**Requirement**
Please return each line of the listing exactly as given.

**Extracted records**
==============================

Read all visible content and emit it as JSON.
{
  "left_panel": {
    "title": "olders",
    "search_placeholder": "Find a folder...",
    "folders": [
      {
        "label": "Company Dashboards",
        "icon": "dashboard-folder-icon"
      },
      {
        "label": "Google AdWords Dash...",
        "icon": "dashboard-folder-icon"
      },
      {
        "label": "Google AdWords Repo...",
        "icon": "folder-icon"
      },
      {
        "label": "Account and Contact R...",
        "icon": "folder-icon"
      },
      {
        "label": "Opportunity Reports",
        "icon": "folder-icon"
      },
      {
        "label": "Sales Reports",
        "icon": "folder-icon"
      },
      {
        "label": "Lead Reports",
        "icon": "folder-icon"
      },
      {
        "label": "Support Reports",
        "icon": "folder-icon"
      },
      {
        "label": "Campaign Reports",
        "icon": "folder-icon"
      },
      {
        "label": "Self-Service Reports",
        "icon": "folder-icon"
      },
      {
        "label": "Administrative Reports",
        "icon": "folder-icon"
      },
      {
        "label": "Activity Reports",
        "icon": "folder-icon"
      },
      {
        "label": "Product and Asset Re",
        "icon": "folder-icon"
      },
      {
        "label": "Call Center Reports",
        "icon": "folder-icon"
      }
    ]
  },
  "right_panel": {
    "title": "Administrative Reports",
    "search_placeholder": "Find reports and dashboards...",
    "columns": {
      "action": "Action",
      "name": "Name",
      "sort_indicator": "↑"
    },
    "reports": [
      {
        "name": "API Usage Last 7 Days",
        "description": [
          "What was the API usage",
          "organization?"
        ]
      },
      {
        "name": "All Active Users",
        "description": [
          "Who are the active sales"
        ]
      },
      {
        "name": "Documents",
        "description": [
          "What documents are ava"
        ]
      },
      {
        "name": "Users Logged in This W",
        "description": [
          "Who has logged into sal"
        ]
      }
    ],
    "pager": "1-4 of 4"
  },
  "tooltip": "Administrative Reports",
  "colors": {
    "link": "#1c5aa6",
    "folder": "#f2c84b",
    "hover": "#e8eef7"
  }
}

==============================

**Output below**
Read all visible content and emit it as JSON.
{
  "left_panel": {
    "title": "olders",
    "search_placeholder": "Find a folder...",
    "folders": [
      {
        "label": "Company Dashboards",
        "icon": "dashboard-folder-icon"
      },
      {
        "label": "Google AdWords Dash...",
        "icon": "dashboard-folder-icon"
      },
      {
        "label": "Google AdWords Repo...",
        "icon": "folder-icon"
      },
      {
        "label": "Account and Contact R...",
        "icon": "folder-icon"
      },
      {
        "label": "Opportunity Reports",
        "icon": "folder-icon"
      },
      {
        "label": "Sales Reports",
        "icon": "folder-icon"
      },
      {
        "label": "Lead Reports",
        "icon": "folder-icon"
      },
      {
        "label": "Support Reports",
        "icon": "folder-icon"
      },
      {
        "label": "Campaign Reports",
        "icon": "folder-icon"
      },
      {
        "label": "Self-Service Reports",
        "icon": "folder-icon"
      },
      {
        "label": "Administrative Reports",
        "icon": "folder-icon"
      },
      {
        "label": "Activity Reports",
        "icon": "folder-icon"
      },
      {
        "label": "Product and Asset Re",
        "icon": "folder-icon"
      },
      {
        "label": "Call Center Reports",
        "icon": "folder-icon"
      }
    ]
  },
  "right_panel": {
    "title": "Administrative Reports",
    "search_placeholder": "Find reports and dashboards...",
    "columns": {
      "action": "Action",
      "name": "Name",
      "sort_indicator": "↑"
    },
    "reports": [
      {
        "name": "API Usage Last 7 Days",
        "description": [
          "What was the API usage",
          "organization?"
        ]
      },
      {
        "name": "All Active Users",
        "description": [
          "Who are the active sales"
        ]
      },
      {
        "name": "Documents",
        "description": [
          "What documents are ava"
        ]
      },
      {
        "name": "Users Logged in This W",
        "description": [
          "Who has logged into sal"
        ]
      }
    ],
    "pager": "1-4 of 4"
  },
  "tooltip": "Administrative Reports",
  "colors": {
    "link": "#1c5aa6",
    "folder": "#f2c84b",
    "hover": "#e8eef7"
  }
}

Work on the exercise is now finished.